The National Nutritious Food Basket (NNFB) has two parts: (1) a list of amounts of food and (2) a food costing protocol. The table below is the first part; it lists the amounts of different types of food in the basket (covering a one-week period) that meet the nutrition goals of the basket. The second part - the food costing protocol - is developed by the stakeholders who conduct food costing activities. Health Canada gives stakeholders at the local, provincial and federal level the freedom of developing their own protocols. This approach grants stakeholders the flexibility to develop protocols that meet the unique goals and circumstances of food costing activities in their jurisdiction. To obtain information on the use of the NNFB in your area, please contact your local public health unit.

Table 1: Amounts of food in the 2008 National Nutritious Food Basket, by age/sex group

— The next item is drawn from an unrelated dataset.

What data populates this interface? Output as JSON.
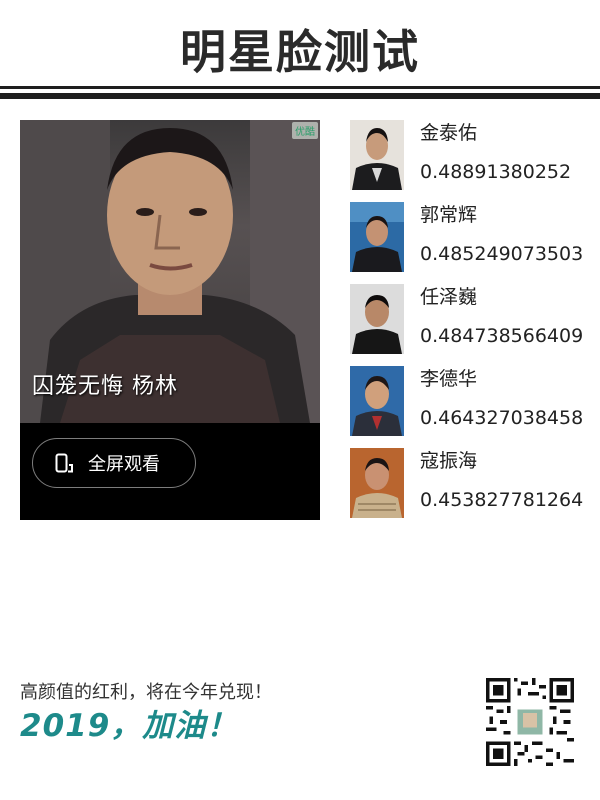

  Dark green vegetables (kg) Orange vegetables (kg) Other vegetables and fruits (kg) Milk and alternatives (L) Non-whole grain products (kg) Whole grain products (kg) Eggs (unit) Fish (kg) Meat, poultry, nuts and legumes (kg) Unsatu-rated fats and oils (kg)
Males and females
2-3 y 0.67 0.62 1.29 4.49 0.33 0.35 3.5 0.20 0.30 0.21
Males
4-8 y 0.67 0.62 2.26 5.39 0.47 0.40 3.5 0.20 0.46 0.21
9-13 y 0.67 0.62 2.91 7.19 0.57 0.59 3.5 0.20 0.96 0.26
14-18 y 0.67 0.62 4.52 7.19 0.75 0.79 3.5 0.20 2.13 0.37
19-30 y 0.67 0.62 5.17 4.94 0.85 0.89 3.5 0.20 1.96 0.42
31-50 y 0.67 0.62 4.52 4.49 0.85 0.89 3.5 0.20 1.63 0.42
51-70 y 0.67 0.62 3.87 5.39 0.57 0.89 3.5 0.20 1.63 0.37
over 70 y 0.67 0.62 3.87 5.39 0.57 0.89 3.5 0.20 1.63 0.26
Females
4-8 y 0.67 0.62 2.26 5.39 0.38 0.40 3.5 0.20 0.46 0.21
9-13 y 0.67 0.62 2.58 5.84 0.57 0.59 3.5 0.20 0.63 0.26
14-18 y 0.67 0.62 3.55 6.29 0.57 0.69 3.5 0.20 0.96 0.26
19-30 y 0.67 0.62 4.20 3.59 0.66 0.74 3.5 0.20 1.30 0.32
31-50 y 0.67 0.62 3.87 4.04 0.66 0.69 3.5 0.20 1.30 0.32
51-70 y 0.67 0.62 2.91 5.39 0.57 0.59 3.5 0.20 0.96 0.21
over 70 y 0.67 0.62 2.58 5.39 0.47 0.69 3.5 0.20 0.96 0.21
Pregnancy
≤ 18 y 0.67 0.62 3.87 6.29 0.57 0.79 3.5 0.20 1.30 0.37
19-30 y 0.67 0.62 4.20 5.39 0.75 0.79 3.5 0.20 1.30 0.42
31-50 y 0.67 0.62 3.87 5.39 0.75 0.79 3.5 0.20 1.30 0.37
Lactation
≤ 18 y 0.67 0.62 4.04 7.19 0.66 0.74 3.5 0.20 1.30 0.37
19-30 y 0.67 0.62 4.20 5.39 0.75 0.79 3.5 0.20 1.63 0.42
31-50 y 0.67 0.62 3.87 5.39 0.75 0.79 3.5 0.20 1.63 0.37